Scientists recreate cosmic reactions to unlock astronomical mysteries

A view inside SOLARIS and the accelerator and detectors to the rear. Credit: ArgonneNational Laboratory
How does the universe's building blocks, the chemical elements, come together? For the better part a century, this question has been the heart of nuclear physics.

Scientists discovered at the start of the 20th century that elements had a central core, or nucleus. These nuclei contain a variety of protons as well as neutrons.

Researchers at Michigan State University's Facility for Rare Isotope beams (FRIB), have now developed and tested a device that can provide crucial insights into heavy elements. These are elements with very high numbers of protons or neutrons. This effort was led by Ben Kay, a physicist from the U.S. Department of Energy (DOE), Argonne National Laboratory. FRIB is an DOE Office of Science User Facility.

Kay and his team completed their first experiment with the SOLARRIS device. This stands for Solenoid Spectrometer Apparatus to Reaction Studies. The planned experiments will provide information on nuclear reactions that produce some of the most dangerous elements in the world, such as iron and uranium.

Experiments with exotic isotopes are also planned. Isotopes can be elements with the same number or different numbers of protons. Scientists call certain isotopes exotic because they have different ratios of neutrons to protons than the stable or long-lived elements that are found naturally on Earth. These unstable isotopes are essential for astronomical events.

Kay said, "Exploding stars and the merger of giant collared stars, we now know details about the nuclear reactions that are at the core of these events." "With SOLARIS we can recreate these reactions here on Earth to see them for our own eyes."

This new device follows the HELIOS (the Helical Orbit Spectrometer) at Argonne. Both devices use superconducting magnets that were repurposed from an MRI machine. Both use a beam of particles to target a material within a vacuum chamber. Transfer reactions take place when the particles collide. Depending on the particle and its energies, the protons or neutrons are either removed from the nuclei or added to them in such reactions.

Kay stated that by recording the energy and angle of various particles released or deflected in collisions, Kay can gather information about the structure nuclei in these isotopes. "The SOLARIS design is a novel way to improve our understanding of exotic nuclei."

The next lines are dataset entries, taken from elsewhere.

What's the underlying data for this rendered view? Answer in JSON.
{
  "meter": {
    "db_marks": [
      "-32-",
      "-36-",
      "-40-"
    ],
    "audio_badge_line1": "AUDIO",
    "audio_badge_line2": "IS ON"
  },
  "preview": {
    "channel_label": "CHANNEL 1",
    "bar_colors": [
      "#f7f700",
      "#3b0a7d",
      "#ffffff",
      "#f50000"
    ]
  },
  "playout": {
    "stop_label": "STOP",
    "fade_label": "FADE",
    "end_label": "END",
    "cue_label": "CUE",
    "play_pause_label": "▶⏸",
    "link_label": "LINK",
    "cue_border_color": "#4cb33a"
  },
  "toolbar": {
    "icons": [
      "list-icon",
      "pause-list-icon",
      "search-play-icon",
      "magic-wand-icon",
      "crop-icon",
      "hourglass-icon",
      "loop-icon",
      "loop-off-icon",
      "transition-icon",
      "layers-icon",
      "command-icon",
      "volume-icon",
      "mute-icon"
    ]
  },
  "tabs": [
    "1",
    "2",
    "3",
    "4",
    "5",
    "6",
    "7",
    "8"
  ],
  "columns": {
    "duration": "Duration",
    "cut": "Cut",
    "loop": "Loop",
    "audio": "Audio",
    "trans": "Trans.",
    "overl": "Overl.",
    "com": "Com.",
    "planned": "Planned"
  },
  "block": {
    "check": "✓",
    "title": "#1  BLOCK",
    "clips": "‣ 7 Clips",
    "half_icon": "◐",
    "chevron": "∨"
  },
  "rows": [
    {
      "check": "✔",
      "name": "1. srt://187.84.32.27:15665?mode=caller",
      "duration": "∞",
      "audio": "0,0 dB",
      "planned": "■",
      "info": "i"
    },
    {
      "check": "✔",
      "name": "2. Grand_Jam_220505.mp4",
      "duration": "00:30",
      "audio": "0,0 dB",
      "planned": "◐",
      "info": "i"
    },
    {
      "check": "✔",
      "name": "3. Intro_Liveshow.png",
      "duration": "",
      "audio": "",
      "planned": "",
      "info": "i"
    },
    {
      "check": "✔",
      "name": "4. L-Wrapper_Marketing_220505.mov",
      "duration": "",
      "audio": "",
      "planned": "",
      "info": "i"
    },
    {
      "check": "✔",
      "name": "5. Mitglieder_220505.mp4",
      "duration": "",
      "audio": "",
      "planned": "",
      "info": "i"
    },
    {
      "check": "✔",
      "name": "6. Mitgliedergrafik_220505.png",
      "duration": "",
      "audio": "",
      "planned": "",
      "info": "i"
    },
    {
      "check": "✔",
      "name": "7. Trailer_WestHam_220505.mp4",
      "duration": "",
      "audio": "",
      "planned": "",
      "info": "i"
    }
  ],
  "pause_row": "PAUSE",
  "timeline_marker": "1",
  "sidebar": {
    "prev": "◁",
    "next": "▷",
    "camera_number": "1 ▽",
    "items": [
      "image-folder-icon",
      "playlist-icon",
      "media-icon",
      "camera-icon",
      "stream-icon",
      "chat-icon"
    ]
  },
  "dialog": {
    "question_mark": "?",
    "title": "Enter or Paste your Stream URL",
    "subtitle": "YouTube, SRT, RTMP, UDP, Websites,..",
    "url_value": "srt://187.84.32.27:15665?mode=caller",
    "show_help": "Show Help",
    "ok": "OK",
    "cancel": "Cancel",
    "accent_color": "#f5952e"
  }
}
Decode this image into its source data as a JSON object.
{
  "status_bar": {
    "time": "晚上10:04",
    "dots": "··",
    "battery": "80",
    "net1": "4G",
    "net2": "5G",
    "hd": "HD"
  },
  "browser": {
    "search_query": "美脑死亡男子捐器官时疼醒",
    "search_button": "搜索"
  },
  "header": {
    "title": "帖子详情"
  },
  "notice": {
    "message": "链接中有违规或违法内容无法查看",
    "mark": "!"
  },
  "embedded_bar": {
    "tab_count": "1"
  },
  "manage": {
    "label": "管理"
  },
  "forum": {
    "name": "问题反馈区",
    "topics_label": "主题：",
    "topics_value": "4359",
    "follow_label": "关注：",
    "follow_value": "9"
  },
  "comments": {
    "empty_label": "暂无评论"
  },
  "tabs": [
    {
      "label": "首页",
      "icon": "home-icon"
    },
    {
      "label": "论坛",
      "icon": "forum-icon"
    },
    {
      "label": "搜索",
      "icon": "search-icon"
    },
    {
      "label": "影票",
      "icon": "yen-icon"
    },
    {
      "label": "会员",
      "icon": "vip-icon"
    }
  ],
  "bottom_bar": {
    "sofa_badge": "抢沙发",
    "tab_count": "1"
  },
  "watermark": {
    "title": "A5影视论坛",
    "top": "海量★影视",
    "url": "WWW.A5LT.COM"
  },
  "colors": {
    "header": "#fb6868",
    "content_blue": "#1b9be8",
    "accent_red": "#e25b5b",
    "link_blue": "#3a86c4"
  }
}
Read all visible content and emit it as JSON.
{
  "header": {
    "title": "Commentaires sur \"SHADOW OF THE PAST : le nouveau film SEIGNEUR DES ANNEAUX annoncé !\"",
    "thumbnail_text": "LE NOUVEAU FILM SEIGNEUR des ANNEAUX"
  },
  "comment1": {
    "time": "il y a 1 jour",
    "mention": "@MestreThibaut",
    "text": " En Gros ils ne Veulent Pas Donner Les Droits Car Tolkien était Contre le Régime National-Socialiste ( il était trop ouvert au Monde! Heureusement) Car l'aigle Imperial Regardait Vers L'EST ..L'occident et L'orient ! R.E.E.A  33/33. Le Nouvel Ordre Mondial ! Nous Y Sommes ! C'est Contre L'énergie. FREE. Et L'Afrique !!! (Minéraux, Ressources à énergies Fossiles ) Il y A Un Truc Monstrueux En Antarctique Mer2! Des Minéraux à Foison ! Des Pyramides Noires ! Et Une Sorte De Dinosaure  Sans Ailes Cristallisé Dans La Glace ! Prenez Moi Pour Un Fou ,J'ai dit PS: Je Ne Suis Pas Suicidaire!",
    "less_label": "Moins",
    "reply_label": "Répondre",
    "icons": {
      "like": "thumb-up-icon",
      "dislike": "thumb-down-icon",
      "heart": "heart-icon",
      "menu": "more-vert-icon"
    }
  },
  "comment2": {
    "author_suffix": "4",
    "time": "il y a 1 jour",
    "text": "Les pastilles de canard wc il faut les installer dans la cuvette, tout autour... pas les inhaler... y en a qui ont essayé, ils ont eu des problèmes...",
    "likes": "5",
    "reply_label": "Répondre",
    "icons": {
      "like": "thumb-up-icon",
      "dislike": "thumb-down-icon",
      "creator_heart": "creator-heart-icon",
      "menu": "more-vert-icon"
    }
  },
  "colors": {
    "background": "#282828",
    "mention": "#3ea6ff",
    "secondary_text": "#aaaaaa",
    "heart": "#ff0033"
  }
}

SOLARIS is unique because it can operate as a dual mode spectrometer. This means it can measure with very high and very low intensity beams. Kay explained that SOLARIS can work in both of these modes. One uses a traditional silicon array in a vacuum. The other uses the gas-filled target from the Active-Target Time Projection Chamber at Michigan State. It is led by Daniel Bazin, a SOLARIS team member and senior FRIB physicist. The AT-TPC was tested in this first experiment. Scientists can use weaker beams to get the results they need with high accuracy using the AT-TPC.

The AT-TPC is basically a large chamber that contains a gas. This serves as both the target and detector medium. This is in contrast to the conventional vacuum chamber, which uses a silicon detector array with a separate, thin target.

Kay stated, "By filling the chamber in gas, you ensure that the smaller, more concentrated particles from the low intensity beam will contact the target material." The scientists then have the opportunity to study the products of these collisions.

Clementine Santamaria, FRIB research associate, was the first to examine the breakdown of oxygen-16, which is the most prevalent oxygen isotope on Earth. This resulted in smaller alpha particles. The eight protons, eight neutrons, and eight nuclei of oxygen-16 were broken down into four alpha particles. Each particle consists of two protons, two neutrons, and one neutron.

Kay explained that by determining the decay of oxygen-16 like this, one can draw comparisons to the 'Hoyle' state, which is an excited state of a carbon Isotope we believe plays a crucial role in the production and distribution of carbon in stars.

Kay and his colleagues recorded more than two million reactions during the experiment. They also observed numerous instances of decay of oxygen-16 into Alpha particles.

SOLARIS' dual functionality will enable scientists to perform more nuclear reactions than ever before and provide new insight into some of the most mysterious aspects of the cosmos.

Continue reading to learn more about the workings of the nucleus